The annual return for Chinese New Year drive to the east would have always been in the early morning with a sure stop at one of the kopitiams in Kuantan for that bowl of tasty curry mee. The anticipation of the eve would see one driving around town getting goodies and packing ang pows. The culinary spread for the eve would be sorely missed not just for food solely but for the whole ambiance and feeling of getting together. I would surely miss those dishes of siew yuk and vinegar; the steamed prawns and fresh fish; the poached chicken, the braised pork sandwiched between yam slices and the five spiced pak lo ark (duck). The eve would still have their spread but made to fit smaller family units.

It is going to be one really weird Chinese New Year this year. There are no Lion Dances to be seen performing live. Neither would there be any lighting of fire crackers at the stroke of midnight. This would be really unthinkable before. At least for now; traditional music and even famous old Chinese New Year songs can still be heard playing in the background of most shops and shopping centres.

The many kopitiams have also tried to liven up in the emptiness it stands in when dine-ins were not allowed. Red lanterns are seen hung within the store. As you go around your typical neighbourhood supermarkets, wet markets and even those in shopping centres; you would still find effort in making the most of the upcoming festival celebration. Nearly all shopping centres within Klang Valley have already put up their Chinese New Year decorations. The red themes and some with added gold seem to stand stoically against the general tide of the fatigued feelings.  The drastic difference is the inability to buy new clothes in shopping centres as fashion stores are not allowed to be open. This is not a deterrent to many who went online instead. Somehow, such efforts seem to cheer you on and give you hope of going on though without the end in sight.
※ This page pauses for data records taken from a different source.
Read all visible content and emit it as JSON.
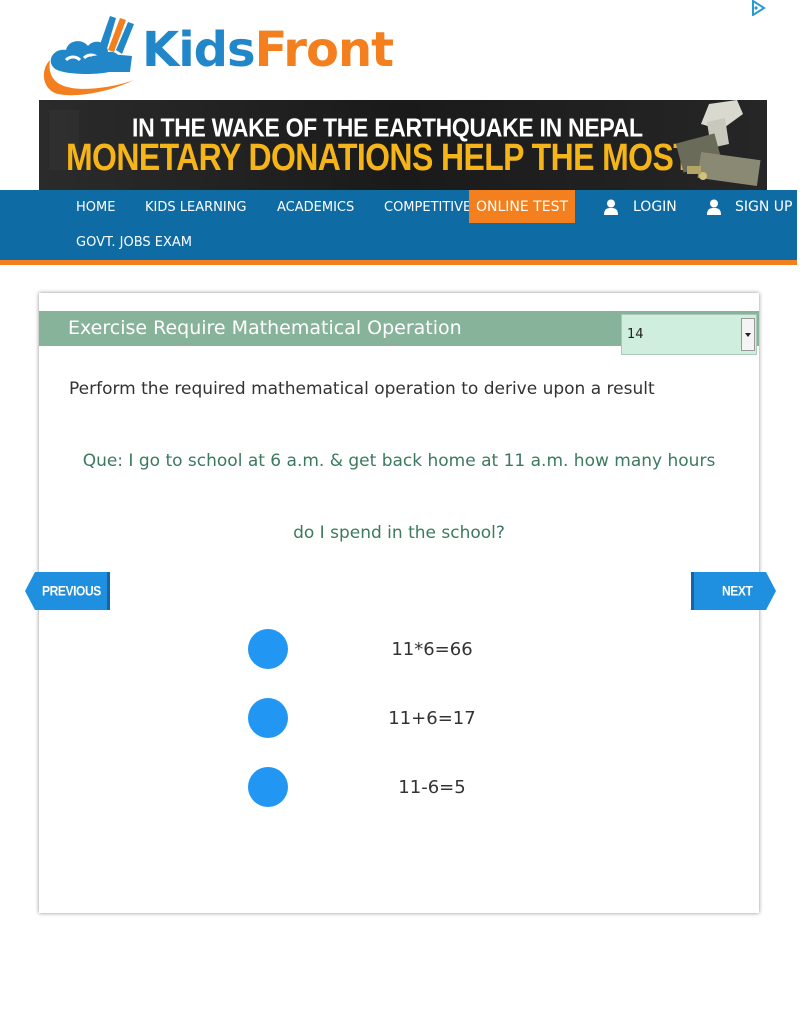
{
  "logo": {
    "part1": "Kids",
    "part2": "Front",
    "icon": "kidsfront-logo-icon",
    "colors": {
      "kids": "#2287c8",
      "front": "#f47f1f"
    }
  },
  "ad": {
    "choices_icon": "adchoices-icon",
    "line1": "IN THE WAKE OF THE EARTHQUAKE IN NEPAL",
    "line2": "MONETARY DONATIONS HELP THE MOST"
  },
  "nav": {
    "items": [
      "HOME",
      "KIDS LEARNING",
      "ACADEMICS",
      "COMPETITIVE EXAMS",
      "GOVT. JOBS EXAM"
    ],
    "online_test": "ONLINE TEST",
    "login": "LOGIN",
    "signup": "SIGN UP",
    "colors": {
      "bar": "#0f6ba4",
      "accent": "#f47f1f"
    }
  },
  "exercise": {
    "title": "Exercise Require Mathematical Operation",
    "page_select": {
      "value": "14"
    },
    "instruction": "Perform the required mathematical operation to derive upon a result",
    "question": "Que: I go to school at 6 a.m. & get back home at 11 a.m. how many hours do I spend in the school?",
    "previous_label": "PREVIOUS",
    "next_label": "NEXT",
    "options": [
      "11*6=66",
      "11+6=17",
      "11-6=5"
    ],
    "colors": {
      "header": "#88b39b",
      "question": "#3b7a5e",
      "radio": "#2196f3"
    }
  }
}
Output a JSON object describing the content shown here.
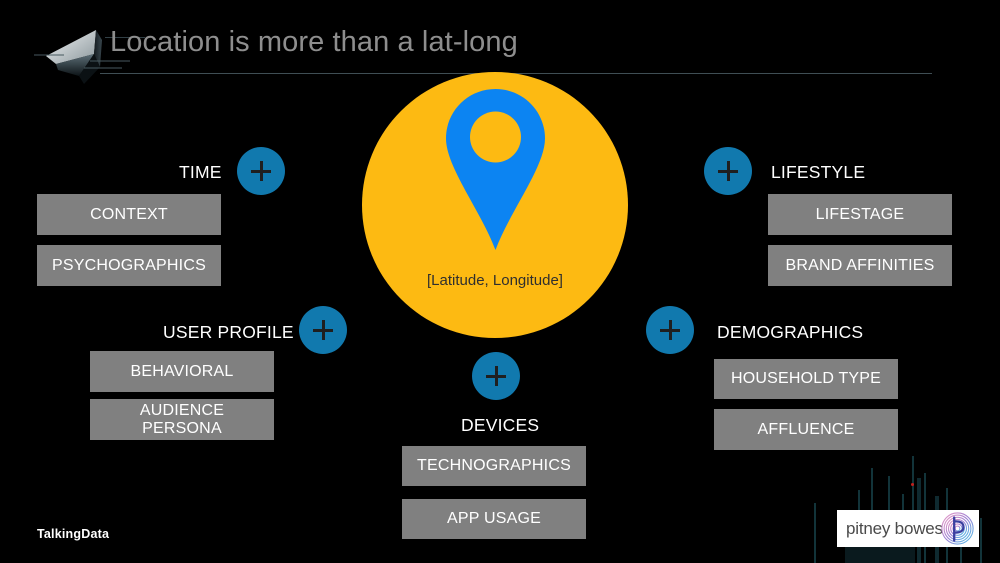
{
  "header": {
    "title": "Location is more than a lat-long",
    "logo_icon": "paper-plane-icon"
  },
  "center": {
    "pin_icon": "map-pin-icon",
    "caption": "[Latitude, Longitude]",
    "circle_color": "#FDBA12",
    "pin_color": "#0C84F2"
  },
  "badge_glyph": "+",
  "groups": [
    {
      "id": "time",
      "label": "TIME",
      "chips": [
        "CONTEXT",
        "PSYCHOGRAPHICS"
      ]
    },
    {
      "id": "user-profile",
      "label": "USER PROFILE",
      "chips": [
        "BEHAVIORAL",
        "AUDIENCE\nPERSONA"
      ]
    },
    {
      "id": "devices",
      "label": "DEVICES",
      "chips": [
        "TECHNOGRAPHICS",
        "APP USAGE"
      ]
    },
    {
      "id": "lifestyle",
      "label": "LIFESTYLE",
      "chips": [
        "LIFESTAGE",
        "BRAND AFFINITIES"
      ]
    },
    {
      "id": "demographics",
      "label": "DEMOGRAPHICS",
      "chips": [
        "HOUSEHOLD TYPE",
        "AFFLUENCE"
      ]
    }
  ],
  "chip_labels": {
    "context": "CONTEXT",
    "psychographics": "PSYCHOGRAPHICS",
    "behavioral": "BEHAVIORAL",
    "audience_persona_line1": "AUDIENCE",
    "audience_persona_line2": "PERSONA",
    "technographics": "TECHNOGRAPHICS",
    "app_usage": "APP USAGE",
    "lifestage": "LIFESTAGE",
    "brand_affinities": "BRAND AFFINITIES",
    "household_type": "HOUSEHOLD TYPE",
    "affluence": "AFFLUENCE"
  },
  "footer": {
    "talkingdata": "TalkingData",
    "pitney_bowes": "pitney bowes",
    "pitney_bowes_mark": "pitney-bowes-p-icon"
  },
  "colors": {
    "background": "#000000",
    "chip": "#808080",
    "badge": "#1179AE",
    "title": "#8E8E8E",
    "accent_amber": "#FDBA12",
    "accent_blue": "#0C84F2"
  }
}
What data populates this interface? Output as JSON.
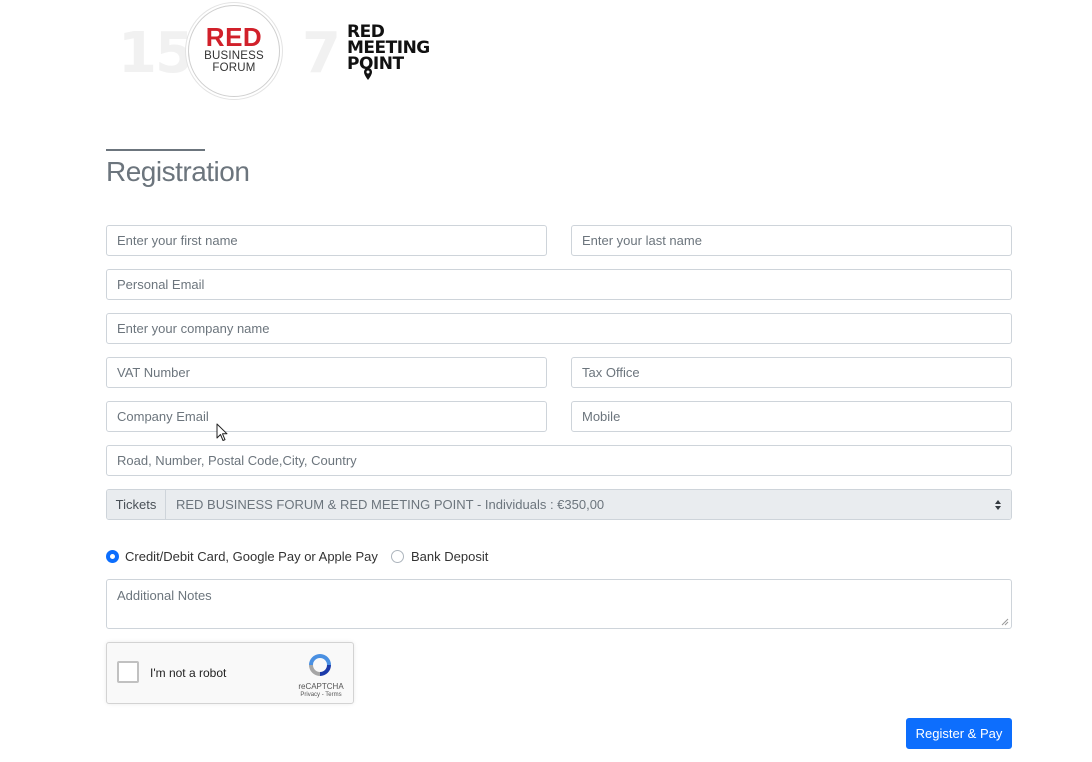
{
  "logos": {
    "left_number": "15",
    "forum_title": "RED",
    "forum_line1": "BUSINESS",
    "forum_line2": "FORUM",
    "right_number": "7",
    "meeting_line1": "RED",
    "meeting_line2": "MEETING",
    "meeting_line3": "POINT"
  },
  "heading": "Registration",
  "form": {
    "first_name": {
      "placeholder": "Enter your first name",
      "value": ""
    },
    "last_name": {
      "placeholder": "Enter your last name",
      "value": ""
    },
    "personal_email": {
      "placeholder": "Personal Email",
      "value": ""
    },
    "company_name": {
      "placeholder": "Enter your company name",
      "value": ""
    },
    "vat_number": {
      "placeholder": "VAT Number",
      "value": ""
    },
    "tax_office": {
      "placeholder": "Tax Office",
      "value": ""
    },
    "company_email": {
      "placeholder": "Company Email",
      "value": ""
    },
    "mobile": {
      "placeholder": "Mobile",
      "value": ""
    },
    "address": {
      "placeholder": "Road, Number, Postal Code,City, Country",
      "value": ""
    },
    "tickets": {
      "label": "Tickets",
      "selected": "RED BUSINESS FORUM & RED MEETING POINT - Individuals : €350,00"
    },
    "payment": {
      "options": [
        {
          "label": "Credit/Debit Card, Google Pay or Apple Pay",
          "checked": true
        },
        {
          "label": "Bank Deposit",
          "checked": false
        }
      ]
    },
    "notes": {
      "placeholder": "Additional Notes",
      "value": ""
    },
    "captcha": {
      "label": "I'm not a robot",
      "brand": "reCAPTCHA",
      "links": "Privacy - Terms"
    },
    "submit_label": "Register & Pay"
  },
  "colors": {
    "accent": "#0d6efd",
    "brand_red": "#d1202a",
    "heading": "#6c757d",
    "border": "#ced4da"
  }
}
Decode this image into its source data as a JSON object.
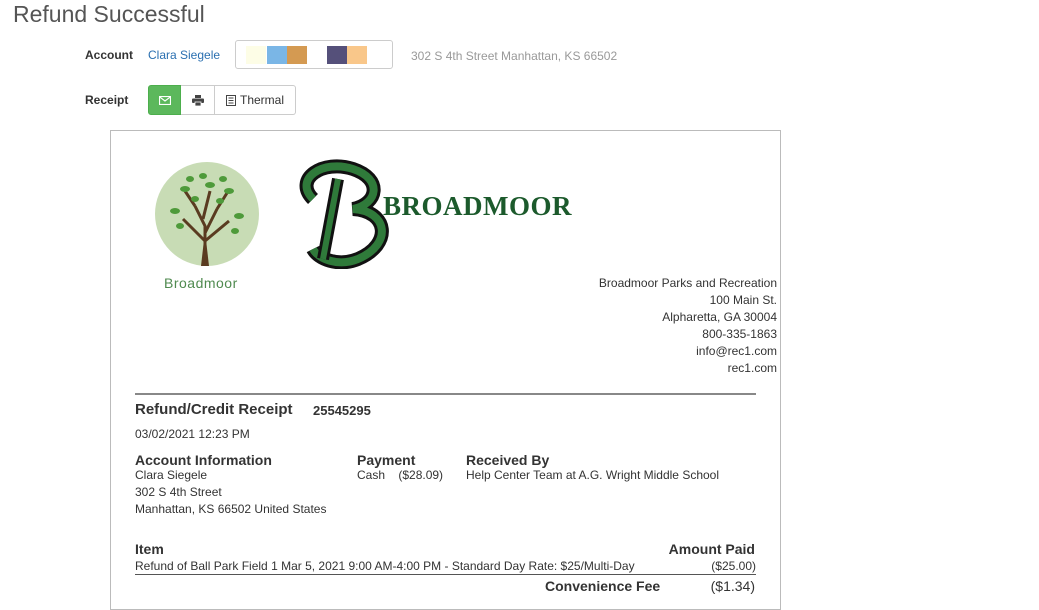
{
  "page": {
    "title": "Refund Successful"
  },
  "account": {
    "label": "Account",
    "name": "Clara Siegele",
    "address": "302 S 4th Street Manhattan, KS 66502",
    "swatches": [
      "#fdfde6",
      "#7ab6e6",
      "#d49a52",
      "#55507a",
      "#f9c78a"
    ]
  },
  "receipt_bar": {
    "label": "Receipt",
    "email_icon": "envelope-icon",
    "print_icon": "printer-icon",
    "thermal_icon": "document-icon",
    "thermal_label": "Thermal"
  },
  "receipt": {
    "logo_caption": "Broadmoor",
    "brand_word": "BROADMOOR",
    "org": {
      "name": "Broadmoor Parks and Recreation",
      "street": "100 Main St.",
      "city": "Alpharetta, GA 30004",
      "phone": "800-335-1863",
      "email": "info@rec1.com",
      "web": "rec1.com"
    },
    "title": "Refund/Credit Receipt",
    "number": "25545295",
    "date": "03/02/2021 12:23 PM",
    "account_info": {
      "heading": "Account Information",
      "name": "Clara Siegele",
      "street": "302 S 4th Street",
      "city": "Manhattan, KS 66502 United States"
    },
    "payment": {
      "heading": "Payment",
      "method": "Cash",
      "amount": "($28.09)"
    },
    "received_by": {
      "heading": "Received By",
      "value": "Help Center Team at A.G. Wright Middle School"
    },
    "items_header": {
      "item": "Item",
      "amount": "Amount Paid"
    },
    "items": [
      {
        "description": "Refund of Ball Park Field 1 Mar 5, 2021 9:00 AM-4:00 PM - Standard Day Rate: $25/Multi-Day",
        "amount": "($25.00)"
      }
    ],
    "convenience_fee": {
      "label": "Convenience Fee",
      "amount": "($1.34)"
    }
  }
}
The main focal point of any festivity is the togetherness of family. This is more so for the Chinese New Year where the Reunion Luncheon or Dinner becomes the highlight of the celebration. The elders would be alone this time. Children would be unable to meet their cousins and grand parents. Friends would no longer be able to do the one in a year gathering. The sounds of ‘Lou Sang’ would be quiet. Perhaps there would be a window within the 14 days of Chinese New Year for this to happen. Perhaps without being there, a timely call would suffice. But I am not putting my bets up.

This environment we are in today provides us with the opportunity to think of ways to replace what cannot be done. Yes, there are SOPs to be followed and the guidelines provide the framework in which one can work with. Being resourceful and innovative would certainly be key in the next few years. This is no longer a short term issue but one which would change us forever. We have to quickly discipline ourselves to be able to celebrate. This is now a known fact and the ultimate goal for all of us.

The only way we can ensure we have our Hari Raya, our Deepavali, Our Pesta Kaamatan, our Gawai Dayak and our Christmas like before is to do this together. We have to be disciplined and we must speak out against those who do not, even if they are in government.  We should no longer be silent when some prefer to seek popularity without heeding the same laws as if above them.

We can always overcome adversity. We would just have to put our minds into it. Be like the Ox who moves forward against any challenges that may come. Being resilient and stubborn moves everything in time.  As we usher in the Chinese New Year of the Ox in 2021, let us all work together to quickly flatten the curve and bring it down swiftly. It is time to take a different look at what life means to each of us. Do stay safe and best wishes.

God Bless and Gong Xi Fa Cai! Xin Nian Kuai Le! Wan Shi Ru Yi!